engaging approach and encouraging attitude will have you
out through dovetails in just an hour or two of practice.
his video Handmade
Dovetails (220105), the great Dane Tage Frid
demonstrates with his usual humor, how he makes half-blind
with under $ 100.00 worth of tools. The point is that by
the work patterns of these masters, you can internalize
rhythms and begin to develop your own techniques. You can
the same level of proficiency as Frank and Tage. Joinery is
skill set, not an art. You are certainly not born with it.
joinery has to be learned. Don't be lazy.
Now, with all this talk about hand tool
don't get me wrong. I'm certainly not a hand tool purist. If
Chippendale had had a table saw and thickness planer, he
definitely would have employed them. What I'm advocating is
to get out of your comfort zone, expand your woodworking
and further your enjoyment of the craft. Once again,
supposed to be fun. Fun might not always include hearing
dust masks and a death grip on a noisy power tool.
The second most asked
or group of questions I get is about Finishing. What
I use? How do I apply it? What's the best….? Whoa! Finishing
complex subject. You could spend a lifetime just mastering
wood or top coating. Fortunately, there's Bob Flexner's Understanding Wood
(200513P). It's one of my favorite finishing
books and I
highly recommend it. Bob's no nonsense voice is a welcome
the information fog on wood finishing. Bob gives you the
practical advice you need to make good judgments about
selection and application procedures. Of course, a book
guarantee success. As with any skill you must practice. If
easy there would be no reward and your level of satisfaction
If I had to pick a favorite finish, it
have to be French polishing with shellac. I'm not talking
shelf stabilized shellac that comes in a can, but shellac
freshly dissolved in alcohol and applied with a pad.
premixed, canned shellac does have its place, it doesn't
same properties as fresh shellac. In fact, for most
cabinets, I can't imagine why you'd use anything else. Fresh
dries instantly, builds quick, it's easy to repair, lasts
centuries, and it is inexpensive. If mixed fresh and used
couple of weeks, shellac is tough and durable in spite of
may have read. So why doesn't everyone use shellac if it's
wonderful? The answer is because shellac requires skill to
skill takes care, dexterity and judgment, not to mention
Practice doesn't conform with our microwave, instant
world. The practice is worth it because there is no more
finish than a French polished shellac finish.
So how do you start? Jeff Jewitt's video French
(220104) will give you the foundation for
ancient art. As with all hand skills, French Polishing with
will add to your woodworking repertoire, giving you options
projects and making you a better woodworker.
skills are tangible techniques. Some skills are attitudes,
principles and general philosophies that guide our approach
work. Sometimes we just need a new outlook, a refreshing of
or a renewal of the spirit.
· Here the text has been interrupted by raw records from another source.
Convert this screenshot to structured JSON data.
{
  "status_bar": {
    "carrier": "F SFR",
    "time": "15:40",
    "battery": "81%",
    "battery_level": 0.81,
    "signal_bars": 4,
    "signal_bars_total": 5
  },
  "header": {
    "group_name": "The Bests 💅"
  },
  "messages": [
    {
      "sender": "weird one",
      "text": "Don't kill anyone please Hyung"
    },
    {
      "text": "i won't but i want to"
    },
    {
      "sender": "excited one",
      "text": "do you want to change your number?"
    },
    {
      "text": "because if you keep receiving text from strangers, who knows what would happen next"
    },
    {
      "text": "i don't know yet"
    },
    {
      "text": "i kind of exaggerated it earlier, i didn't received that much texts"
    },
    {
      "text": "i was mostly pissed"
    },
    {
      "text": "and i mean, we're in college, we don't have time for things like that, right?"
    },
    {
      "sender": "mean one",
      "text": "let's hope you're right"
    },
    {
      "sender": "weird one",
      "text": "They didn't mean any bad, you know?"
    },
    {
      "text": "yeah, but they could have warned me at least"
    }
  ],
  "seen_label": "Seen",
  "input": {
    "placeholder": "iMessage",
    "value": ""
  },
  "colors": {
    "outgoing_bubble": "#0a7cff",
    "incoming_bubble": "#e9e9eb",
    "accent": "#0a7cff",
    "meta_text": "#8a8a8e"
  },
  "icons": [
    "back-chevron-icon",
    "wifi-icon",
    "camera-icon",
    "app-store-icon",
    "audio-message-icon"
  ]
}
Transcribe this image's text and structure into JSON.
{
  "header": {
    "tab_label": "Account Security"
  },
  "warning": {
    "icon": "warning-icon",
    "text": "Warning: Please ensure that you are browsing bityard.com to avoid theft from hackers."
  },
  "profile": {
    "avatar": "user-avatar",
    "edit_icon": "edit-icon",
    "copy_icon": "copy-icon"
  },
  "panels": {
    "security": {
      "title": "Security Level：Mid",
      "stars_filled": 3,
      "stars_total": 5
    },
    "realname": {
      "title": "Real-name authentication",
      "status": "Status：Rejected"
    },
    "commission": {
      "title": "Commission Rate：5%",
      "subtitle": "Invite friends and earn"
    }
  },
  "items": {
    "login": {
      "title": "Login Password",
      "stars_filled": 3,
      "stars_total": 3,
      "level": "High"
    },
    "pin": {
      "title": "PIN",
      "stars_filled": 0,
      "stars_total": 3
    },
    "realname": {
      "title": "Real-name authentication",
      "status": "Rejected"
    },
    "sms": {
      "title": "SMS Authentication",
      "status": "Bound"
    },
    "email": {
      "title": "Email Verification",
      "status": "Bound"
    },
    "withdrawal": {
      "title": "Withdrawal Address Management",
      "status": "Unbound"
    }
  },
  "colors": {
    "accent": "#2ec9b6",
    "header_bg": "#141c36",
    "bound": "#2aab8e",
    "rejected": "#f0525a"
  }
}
As mentioned earlier, David Pye
excellent books The Nature and Art of
and The Nature and Aesthetics
Although Pye does not cover the 'how-to' of woodworking, he
elegantly discuss the why and what for of craft and design.
confronts our presumptions about the way things should be.
Krenov's A Cabinetmaker's
(200504) expands on Pye's ideas and creates an
philosophy towards woodworking. Krenov transforms the
into the practical. Along these lines is The Woodwright's
Shop (200511) by Roy Underhill. Not only will
Underhill teach you new skills, but he will confront your
surface quality and texture. Roy tackles the question: Does
have to be glass smooth and highly polished to be considered
craft? The book A Reverence For
Wood (202694) by Eric Sloane is a
favorite of mine. It's more than an essay about wood as a
material. It is a treatise on the awe and mystique that make
such a joyous part of our lives.
Finally, Toshio Odate's Japanese Woodworking Tools:
Their Tradition, Spirit and Use (290426) will transport you into the rich and fascinating
world of traditional woodworking in Japan. Steeped in
spirit, Toshio Odate will open many doors and paths you
have considered before.
Our sincere hope at Highland Hardware is
to help you
become better at your craft and for you to enjoy your
in the shop. We believe the resources listed here will
your thinking and inspire you to expand your woodworking